2.5 million Americans died last year, many without signing a will. One of them
was apparently Roman Blum, a Holocaust survivor and New York real estate
developer who was worth almost $40 million when he passed away in January 2012
at the age of 97 … If, after three years, there’s still no sign of his doing
any estate planning and no one comes forward to claim his assets, all that
money will go to New York State, under a legal rule called escheat.
Estate planning is not a
do-it-yourself endeavor; there are plenty of opportunities to make costly
mistakes. The biggest mistake is having no estate plan. Why? Because your
life’s work may escheat to your state’s
treasury by default.
At the very least, a proper will
can avoid legal landmines like the escheat
Escheat is the principle that
there is no such thing as estate-limbo. Basically, an estate can sit in limbo
for only so long before it gets swallowed up by the state where the decedent
last resided. Consider the case of Roman Blum in New York, as reported in a recent
Forbes article titled “N.Y. State Could Get $40 Million From Man
Who Died Without A Will.” You
can read all of the details in the original article, but Mr. Blum likely did
not intend the State of New York to benefit from his life’s work as a real
Here are the lessons to take
away from this case:
Plan for your
loved ones. If you don’t make at least a basic will, your state’s laws of
intestacy may apply. To see what would happen in your state, visit the free,
interactive website mystatewill.com.
beneficiary forms. Many assets are transferred via designations on
beneficiary forms – from your retirement accounts to life insurance and even
bank accounts. Review these forms regularly, and be sure to keep them
charities. Some people refer to this as the “bomb” clause, stating that
should your entire family be wiped out in a single incident, your assets should
be distributed to specific charities.
to protect yourself. Someone needs to make important decisions for you when
you cannot do so for yourself. With legal documents like health care directives

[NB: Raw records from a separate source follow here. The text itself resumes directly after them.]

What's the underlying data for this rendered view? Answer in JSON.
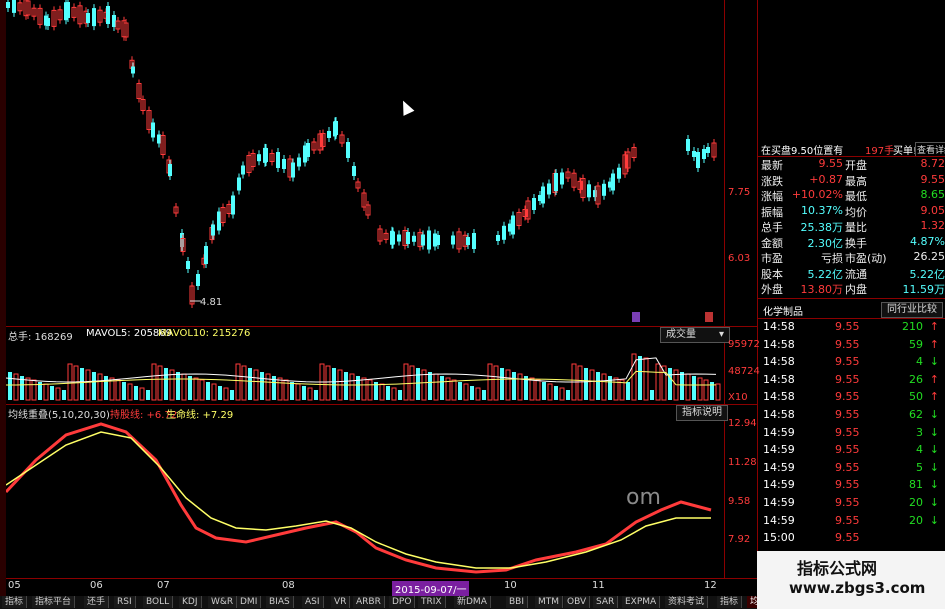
{
  "colors": {
    "up": "#ff3b3b",
    "down": "#54ffff",
    "yellow": "#ffff66",
    "green": "#22dd22",
    "white": "#ffffff",
    "gray": "#cccccc"
  },
  "price_chart": {
    "low_marker": "4.81",
    "y_labels": [
      "7.75",
      "6.03"
    ]
  },
  "volume_panel": {
    "total_label": "总手: 168269",
    "mavol5_label": "MAVOL5: 205869",
    "mavol10_label": "MAVOL10: 215276",
    "select_label": "成交量",
    "y_labels": [
      "95972",
      "48724",
      "X10"
    ]
  },
  "indicator_panel": {
    "name": "均线重叠(5,10,20,30)",
    "line1_label": "持股线: +6.72",
    "line2_label": "生命线: +7.29",
    "help_button": "指标说明",
    "y_labels": [
      "12.94",
      "11.28",
      "9.58",
      "7.92"
    ]
  },
  "x_axis": {
    "ticks": [
      "05",
      "06",
      "07",
      "08",
      "09",
      "10",
      "11",
      "12"
    ],
    "cursor_date": "2015-09-07/一"
  },
  "watermark_text": "om",
  "quote_panel": {
    "order_line": "在买盘9.50位置有",
    "order_qty": "197手",
    "order_side": "买单!",
    "order_detail_btn": "查看详细",
    "rows": [
      {
        "l1": "最新",
        "v1": "9.55",
        "l2": "开盘",
        "v2": "8.72"
      },
      {
        "l1": "涨跌",
        "v1": "+0.87",
        "l2": "最高",
        "v2": "9.55"
      },
      {
        "l1": "涨幅",
        "v1": "+10.02%",
        "l2": "最低",
        "v2": "8.65"
      },
      {
        "l1": "振幅",
        "v1": "10.37%",
        "l2": "均价",
        "v2": "9.05"
      },
      {
        "l1": "总手",
        "v1": "25.38万",
        "l2": "量比",
        "v2": "1.32"
      },
      {
        "l1": "金额",
        "v1": "2.30亿",
        "l2": "换手",
        "v2": "4.87%"
      },
      {
        "l1": "市盈",
        "v1": "亏损",
        "l2": "市盈(动)",
        "v2": "26.25"
      },
      {
        "l1": "股本",
        "v1": "5.22亿",
        "l2": "流通",
        "v2": "5.22亿"
      },
      {
        "l1": "外盘",
        "v1": "13.80万",
        "l2": "内盘",
        "v2": "11.59万"
      }
    ],
    "sector": "化学制品",
    "compare_btn": "同行业比较"
  },
  "trades": [
    {
      "time": "14:58",
      "price": "9.55",
      "vol": "210",
      "dir": "up"
    },
    {
      "time": "14:58",
      "price": "9.55",
      "vol": "59",
      "dir": "up"
    },
    {
      "time": "14:58",
      "price": "9.55",
      "vol": "4",
      "dir": "down"
    },
    {
      "time": "14:58",
      "price": "9.55",
      "vol": "26",
      "dir": "up"
    },
    {
      "time": "14:58",
      "price": "9.55",
      "vol": "50",
      "dir": "up"
    },
    {
      "time": "14:58",
      "price": "9.55",
      "vol": "62",
      "dir": "down"
    },
    {
      "time": "14:59",
      "price": "9.55",
      "vol": "3",
      "dir": "down"
    },
    {
      "time": "14:59",
      "price": "9.55",
      "vol": "4",
      "dir": "down"
    },
    {
      "time": "14:59",
      "price": "9.55",
      "vol": "5",
      "dir": "down"
    },
    {
      "time": "14:59",
      "price": "9.55",
      "vol": "81",
      "dir": "down"
    },
    {
      "time": "14:59",
      "price": "9.55",
      "vol": "20",
      "dir": "down"
    },
    {
      "time": "14:59",
      "price": "9.55",
      "vol": "20",
      "dir": "down"
    },
    {
      "time": "15:00",
      "price": "9.55",
      "vol": "",
      "dir": ""
    }
  ],
  "site_watermark": {
    "title": "指标公式网",
    "url": "www.zbgs3.com"
  },
  "bottom_tabs": [
    "指标",
    "指标平台",
    "还手",
    "RSI",
    "BOLL",
    "KDJ",
    "W&R",
    "DMI",
    "BIAS",
    "ASI",
    "VR",
    "ARBR",
    "DPO",
    "TRIX",
    "新DMA",
    "BBI",
    "MTM",
    "OBV",
    "SAR",
    "EXPMA",
    "资料考试",
    "指标",
    "均线重叠"
  ]
}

and powers of attorney you can appoint those you must trust to act on your
accessible. Make sure your legal documents can be found. It won’t matter
how many documents you’ve signed if no one can find them!
procrastinate. Apparently, when Mr. Blum was ailing, he had finally agreed
to sign the necessary documents, but passed away before getting it done.
Reference: Forbes (April
28, 2013) “N.Y. State Could Get $40 Million From Man
Who Died Without A Will”